• The task: Below is a block of data; give all of it again word for word.

[Source data]
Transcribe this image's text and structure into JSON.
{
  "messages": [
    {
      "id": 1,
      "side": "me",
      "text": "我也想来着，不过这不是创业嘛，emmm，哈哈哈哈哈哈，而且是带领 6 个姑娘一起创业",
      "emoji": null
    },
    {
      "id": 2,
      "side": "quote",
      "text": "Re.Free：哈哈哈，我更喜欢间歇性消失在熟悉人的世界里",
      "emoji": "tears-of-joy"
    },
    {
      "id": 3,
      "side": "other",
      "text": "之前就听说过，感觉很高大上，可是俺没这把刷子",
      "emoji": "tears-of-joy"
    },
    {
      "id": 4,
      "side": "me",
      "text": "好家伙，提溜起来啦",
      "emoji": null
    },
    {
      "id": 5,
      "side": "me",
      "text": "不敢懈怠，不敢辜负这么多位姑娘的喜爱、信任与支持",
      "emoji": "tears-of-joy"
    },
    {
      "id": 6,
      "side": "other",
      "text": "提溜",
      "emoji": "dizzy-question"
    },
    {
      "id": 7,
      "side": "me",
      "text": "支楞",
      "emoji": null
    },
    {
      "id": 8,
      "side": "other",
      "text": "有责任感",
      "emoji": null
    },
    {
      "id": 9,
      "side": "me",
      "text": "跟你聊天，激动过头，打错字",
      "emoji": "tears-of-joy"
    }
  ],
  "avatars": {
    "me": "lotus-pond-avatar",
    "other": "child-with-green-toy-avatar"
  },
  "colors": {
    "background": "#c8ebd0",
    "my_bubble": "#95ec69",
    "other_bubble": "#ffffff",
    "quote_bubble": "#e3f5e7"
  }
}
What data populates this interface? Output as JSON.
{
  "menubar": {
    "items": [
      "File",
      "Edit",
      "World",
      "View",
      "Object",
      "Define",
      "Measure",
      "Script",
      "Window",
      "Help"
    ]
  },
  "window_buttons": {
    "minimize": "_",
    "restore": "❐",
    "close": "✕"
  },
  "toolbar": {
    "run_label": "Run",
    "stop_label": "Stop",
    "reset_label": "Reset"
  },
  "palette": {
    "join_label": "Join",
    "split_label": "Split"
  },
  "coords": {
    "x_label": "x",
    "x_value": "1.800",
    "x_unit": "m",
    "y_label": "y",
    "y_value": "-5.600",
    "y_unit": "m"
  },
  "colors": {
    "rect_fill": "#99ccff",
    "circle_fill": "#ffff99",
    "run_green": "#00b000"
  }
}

• Completed task:
Transcribe this image's text and structure into JSON.
{
  "messages": [
    {
      "id": 1,
      "side": "me",
      "text": "我也想来着，不过这不是创业嘛，emmm，哈哈哈哈哈哈，而且是带领 6 个姑娘一起创业",
      "emoji": null
    },
    {
      "id": 2,
      "side": "quote",
      "text": "Re.Free：哈哈哈，我更喜欢间歇性消失在熟悉人的世界里",
      "emoji": "tears-of-joy"
    },
    {
      "id": 3,
      "side": "other",
      "text": "之前就听说过，感觉很高大上，可是俺没这把刷子",
      "emoji": "tears-of-joy"
    },
    {
      "id": 4,
      "side": "me",
      "text": "好家伙，提溜起来啦",
      "emoji": null
    },
    {
      "id": 5,
      "side": "me",
      "text": "不敢懈怠，不敢辜负这么多位姑娘的喜爱、信任与支持",
      "emoji": "tears-of-joy"
    },
    {
      "id": 6,
      "side": "other",
      "text": "提溜",
      "emoji": "dizzy-question"
    },
    {
      "id": 7,
      "side": "me",
      "text": "支楞",
      "emoji": null
    },
    {
      "id": 8,
      "side": "other",
      "text": "有责任感",
      "emoji": null
    },
    {
      "id": 9,
      "side": "me",
      "text": "跟你聊天，激动过头，打错字",
      "emoji": "tears-of-joy"
    }
  ],
  "avatars": {
    "me": "lotus-pond-avatar",
    "other": "child-with-green-toy-avatar"
  },
  "colors": {
    "background": "#c8ebd0",
    "my_bubble": "#95ec69",
    "other_bubble": "#ffffff",
    "quote_bubble": "#e3f5e7"
  }
}
What data populates this interface? Output as JSON.
{
  "menubar": {
    "items": [
      "File",
      "Edit",
      "World",
      "View",
      "Object",
      "Define",
      "Measure",
      "Script",
      "Window",
      "Help"
    ]
  },
  "window_buttons": {
    "minimize": "_",
    "restore": "❐",
    "close": "✕"
  },
  "toolbar": {
    "run_label": "Run",
    "stop_label": "Stop",
    "reset_label": "Reset"
  },
  "palette": {
    "join_label": "Join",
    "split_label": "Split"
  },
  "coords": {
    "x_label": "x",
    "x_value": "1.800",
    "x_unit": "m",
    "y_label": "y",
    "y_value": "-5.600",
    "y_unit": "m"
  },
  "colors": {
    "rect_fill": "#99ccff",
    "circle_fill": "#ffff99",
    "run_green": "#00b000"
  }
}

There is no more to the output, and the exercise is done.